Pull-Up: 4 sets to failure
Pull-ups are a staple of back routines. Many lifters drop them from their lineups as soon as the competitive season ends, but a pro like Grimes knows that's a mistake.
"A lot of guys veer away from pull-ups in the offseason because it's a hard movement to do," he says. "But I keep it in. I think it's a staple, it's an OG movement, and I think everyone should be doing it."
Bottom line: Suck it up and bust out some pull-ups. If you have to use an assist machine or a spotter to help you, that's OK. But to build and maintain the kind of mass that will get you to the top, you want to keep this exercise in your routine, even in the offseason.
Single-Arm Bent-Over Dumbbell Row: 4 sets of 8-10 reps
As Grimes will tell you, the key to a great back routine is a mix of machines and free weights.
"I love machine work, but you've still got to throw some free weights in there," he says.
Bent-over rows help build size, strength, and mass.
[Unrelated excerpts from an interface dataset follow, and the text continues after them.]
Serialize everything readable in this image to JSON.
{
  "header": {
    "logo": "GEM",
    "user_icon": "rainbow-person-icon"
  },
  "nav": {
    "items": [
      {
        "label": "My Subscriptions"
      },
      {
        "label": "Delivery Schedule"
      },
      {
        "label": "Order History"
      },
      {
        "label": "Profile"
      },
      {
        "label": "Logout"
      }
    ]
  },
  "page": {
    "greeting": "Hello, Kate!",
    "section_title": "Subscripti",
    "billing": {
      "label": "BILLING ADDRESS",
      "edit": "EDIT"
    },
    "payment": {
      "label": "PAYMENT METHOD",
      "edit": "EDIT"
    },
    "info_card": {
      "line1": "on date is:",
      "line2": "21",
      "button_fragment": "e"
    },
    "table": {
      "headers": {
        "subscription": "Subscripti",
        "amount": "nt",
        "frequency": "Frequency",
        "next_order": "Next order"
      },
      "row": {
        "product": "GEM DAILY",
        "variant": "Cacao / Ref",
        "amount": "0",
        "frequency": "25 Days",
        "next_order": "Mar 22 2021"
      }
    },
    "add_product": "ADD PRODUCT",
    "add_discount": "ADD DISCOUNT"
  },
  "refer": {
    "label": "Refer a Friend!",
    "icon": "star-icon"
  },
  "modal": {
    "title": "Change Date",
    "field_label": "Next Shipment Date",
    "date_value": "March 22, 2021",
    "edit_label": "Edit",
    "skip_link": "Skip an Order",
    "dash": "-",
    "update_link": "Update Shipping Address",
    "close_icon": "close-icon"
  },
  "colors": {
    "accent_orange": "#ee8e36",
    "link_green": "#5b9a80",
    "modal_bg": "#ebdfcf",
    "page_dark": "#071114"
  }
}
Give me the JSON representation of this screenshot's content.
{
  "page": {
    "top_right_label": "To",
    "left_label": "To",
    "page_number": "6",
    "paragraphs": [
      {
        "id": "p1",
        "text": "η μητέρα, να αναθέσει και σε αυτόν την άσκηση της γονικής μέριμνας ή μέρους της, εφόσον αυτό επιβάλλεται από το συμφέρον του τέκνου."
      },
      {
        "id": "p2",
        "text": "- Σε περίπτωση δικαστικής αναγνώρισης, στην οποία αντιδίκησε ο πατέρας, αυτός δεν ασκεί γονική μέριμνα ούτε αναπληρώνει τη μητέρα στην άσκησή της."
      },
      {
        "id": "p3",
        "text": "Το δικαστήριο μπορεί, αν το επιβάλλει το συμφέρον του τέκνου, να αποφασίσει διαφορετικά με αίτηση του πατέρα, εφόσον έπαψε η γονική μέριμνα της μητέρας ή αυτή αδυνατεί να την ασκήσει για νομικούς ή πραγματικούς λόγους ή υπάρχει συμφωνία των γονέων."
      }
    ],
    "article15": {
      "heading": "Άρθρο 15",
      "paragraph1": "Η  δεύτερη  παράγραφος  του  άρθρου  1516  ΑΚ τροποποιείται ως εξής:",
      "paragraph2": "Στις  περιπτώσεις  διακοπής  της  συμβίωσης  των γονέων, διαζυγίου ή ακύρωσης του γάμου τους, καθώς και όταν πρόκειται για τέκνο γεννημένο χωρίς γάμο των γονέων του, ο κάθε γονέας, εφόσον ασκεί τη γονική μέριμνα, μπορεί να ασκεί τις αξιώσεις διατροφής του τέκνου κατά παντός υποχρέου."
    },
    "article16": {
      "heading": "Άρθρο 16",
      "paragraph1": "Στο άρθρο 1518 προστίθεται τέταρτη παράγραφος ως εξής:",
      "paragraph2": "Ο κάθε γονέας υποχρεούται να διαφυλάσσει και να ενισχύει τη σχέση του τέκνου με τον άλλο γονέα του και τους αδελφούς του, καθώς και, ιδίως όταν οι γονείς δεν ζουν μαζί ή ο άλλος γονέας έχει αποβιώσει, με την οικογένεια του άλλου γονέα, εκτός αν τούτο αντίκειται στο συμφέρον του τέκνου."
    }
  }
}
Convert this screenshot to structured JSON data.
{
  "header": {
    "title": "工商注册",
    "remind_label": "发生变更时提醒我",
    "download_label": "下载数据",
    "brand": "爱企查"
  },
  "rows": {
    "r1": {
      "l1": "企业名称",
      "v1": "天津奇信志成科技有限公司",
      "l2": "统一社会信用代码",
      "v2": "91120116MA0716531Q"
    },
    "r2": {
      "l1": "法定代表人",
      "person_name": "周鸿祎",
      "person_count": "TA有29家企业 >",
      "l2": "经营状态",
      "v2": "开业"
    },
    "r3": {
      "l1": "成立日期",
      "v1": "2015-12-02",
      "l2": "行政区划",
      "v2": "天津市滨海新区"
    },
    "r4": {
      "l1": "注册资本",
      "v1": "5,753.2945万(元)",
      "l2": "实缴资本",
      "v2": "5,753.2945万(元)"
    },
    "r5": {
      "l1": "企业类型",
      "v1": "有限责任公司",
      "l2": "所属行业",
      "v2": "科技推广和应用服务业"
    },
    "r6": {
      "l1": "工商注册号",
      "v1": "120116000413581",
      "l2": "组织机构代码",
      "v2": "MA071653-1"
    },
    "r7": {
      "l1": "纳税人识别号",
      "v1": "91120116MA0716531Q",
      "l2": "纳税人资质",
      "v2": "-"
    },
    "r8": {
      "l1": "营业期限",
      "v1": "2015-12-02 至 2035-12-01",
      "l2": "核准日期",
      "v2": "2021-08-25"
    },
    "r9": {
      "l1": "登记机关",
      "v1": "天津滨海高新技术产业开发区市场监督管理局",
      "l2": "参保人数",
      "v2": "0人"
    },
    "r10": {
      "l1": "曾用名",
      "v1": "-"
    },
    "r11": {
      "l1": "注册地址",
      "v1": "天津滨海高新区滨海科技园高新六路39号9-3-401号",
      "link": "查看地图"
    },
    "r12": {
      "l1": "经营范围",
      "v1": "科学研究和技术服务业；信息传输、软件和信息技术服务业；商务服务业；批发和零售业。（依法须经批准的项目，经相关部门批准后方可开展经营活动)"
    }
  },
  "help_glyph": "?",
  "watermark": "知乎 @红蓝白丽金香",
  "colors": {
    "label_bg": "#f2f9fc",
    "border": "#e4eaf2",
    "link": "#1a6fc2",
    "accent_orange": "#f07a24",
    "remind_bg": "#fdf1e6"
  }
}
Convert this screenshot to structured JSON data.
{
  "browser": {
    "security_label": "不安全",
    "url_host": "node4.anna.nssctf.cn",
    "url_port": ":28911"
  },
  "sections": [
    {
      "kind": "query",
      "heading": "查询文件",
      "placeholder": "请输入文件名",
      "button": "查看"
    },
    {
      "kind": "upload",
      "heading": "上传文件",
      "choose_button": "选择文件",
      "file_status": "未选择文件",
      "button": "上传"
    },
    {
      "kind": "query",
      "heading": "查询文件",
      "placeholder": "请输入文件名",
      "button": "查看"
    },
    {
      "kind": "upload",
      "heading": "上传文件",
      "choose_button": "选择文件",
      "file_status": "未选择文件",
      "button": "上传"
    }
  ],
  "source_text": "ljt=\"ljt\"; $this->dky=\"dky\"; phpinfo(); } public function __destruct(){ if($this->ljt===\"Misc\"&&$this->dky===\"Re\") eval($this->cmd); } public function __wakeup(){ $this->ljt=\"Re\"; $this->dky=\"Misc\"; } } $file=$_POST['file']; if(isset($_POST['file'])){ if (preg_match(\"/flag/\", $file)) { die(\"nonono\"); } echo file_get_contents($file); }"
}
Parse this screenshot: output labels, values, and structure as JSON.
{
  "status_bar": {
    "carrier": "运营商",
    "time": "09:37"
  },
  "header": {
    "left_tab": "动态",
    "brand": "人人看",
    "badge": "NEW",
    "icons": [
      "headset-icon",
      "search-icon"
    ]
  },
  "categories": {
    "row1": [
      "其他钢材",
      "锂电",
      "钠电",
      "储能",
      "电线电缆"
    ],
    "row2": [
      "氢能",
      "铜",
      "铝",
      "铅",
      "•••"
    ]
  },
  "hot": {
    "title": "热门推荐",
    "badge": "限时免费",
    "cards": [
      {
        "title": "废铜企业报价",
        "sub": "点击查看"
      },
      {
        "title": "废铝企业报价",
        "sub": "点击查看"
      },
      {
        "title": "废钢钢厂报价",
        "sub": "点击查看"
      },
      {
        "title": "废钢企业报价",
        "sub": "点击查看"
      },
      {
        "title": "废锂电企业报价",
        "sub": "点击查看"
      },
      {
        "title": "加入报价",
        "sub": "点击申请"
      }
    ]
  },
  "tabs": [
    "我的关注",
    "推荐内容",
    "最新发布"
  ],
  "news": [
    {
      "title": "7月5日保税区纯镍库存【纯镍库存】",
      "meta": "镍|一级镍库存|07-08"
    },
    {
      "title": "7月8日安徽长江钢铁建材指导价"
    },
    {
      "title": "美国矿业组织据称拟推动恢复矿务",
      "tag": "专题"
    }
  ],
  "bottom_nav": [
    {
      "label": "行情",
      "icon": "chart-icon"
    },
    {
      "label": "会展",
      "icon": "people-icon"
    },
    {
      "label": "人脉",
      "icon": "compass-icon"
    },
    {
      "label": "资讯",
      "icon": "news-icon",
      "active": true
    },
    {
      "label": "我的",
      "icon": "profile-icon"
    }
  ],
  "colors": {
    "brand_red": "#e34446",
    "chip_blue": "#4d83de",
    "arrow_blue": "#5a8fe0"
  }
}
You can do either barbell rows or dumbbell rows, but for this routine, Grimes chose dumbbells.
To set up like an IFBB pro, lean forward, put one hand on the rack, and move the foot on that side forward. This staggered stance gives your working arm the space to stretch down between reps. Grab the dumbbell with your free hand and kick up your glutes to create an arch in your back which helps maintain the focus on your back and keeps your shoulders out of it. Bring the dumbbell forward, then drive upward with your elbow. Stretch down on every rep and focus on the contraction at the top.
Wide-Grip Lat Pull-Down: 4 sets of 8-10 reps
No back workout would be complete without a lat pull-down. Grimes uses a special attachment with a unique neutral grip on this exercise, but you don't need the exact attachment to get lat-building results.
"Just use whatever bar you have available that will allow you to go wide with your grip," he says.
The wider the grip, the more this exercise targets the width in your lats, which is going to improve your V-taper.
Rack Pull: 4 sets of 8-10 reps
Last but not least, Grimes finishes his back work with a heavy rack pull.
"I always do a rack pull," he explains. "It hits my traps, my middle back, and my lower back all in one movement, so this really smashes everything at the end."
The critical point in a rack pull is making sure you don't go all the way to the ground. A rack pull only goes to about the knees because you're not trying to train your legs or hit your hamstrings, you just want to hit your back.
Set up for rack pulls with your feet and hands about shoulder-width apart. Kick up those glutes to lock in that lower-back curve, and keep your knees unlocked. If you're in the gym, you can use a Smith machine or a barbell. If neither is available, or if you're at home or traveling, just grab heavy dumbbells instead.
Give Grimes' favorite back workout a try on your next back day! And for more muscle-building Grimey workouts, check out his shoulder workout.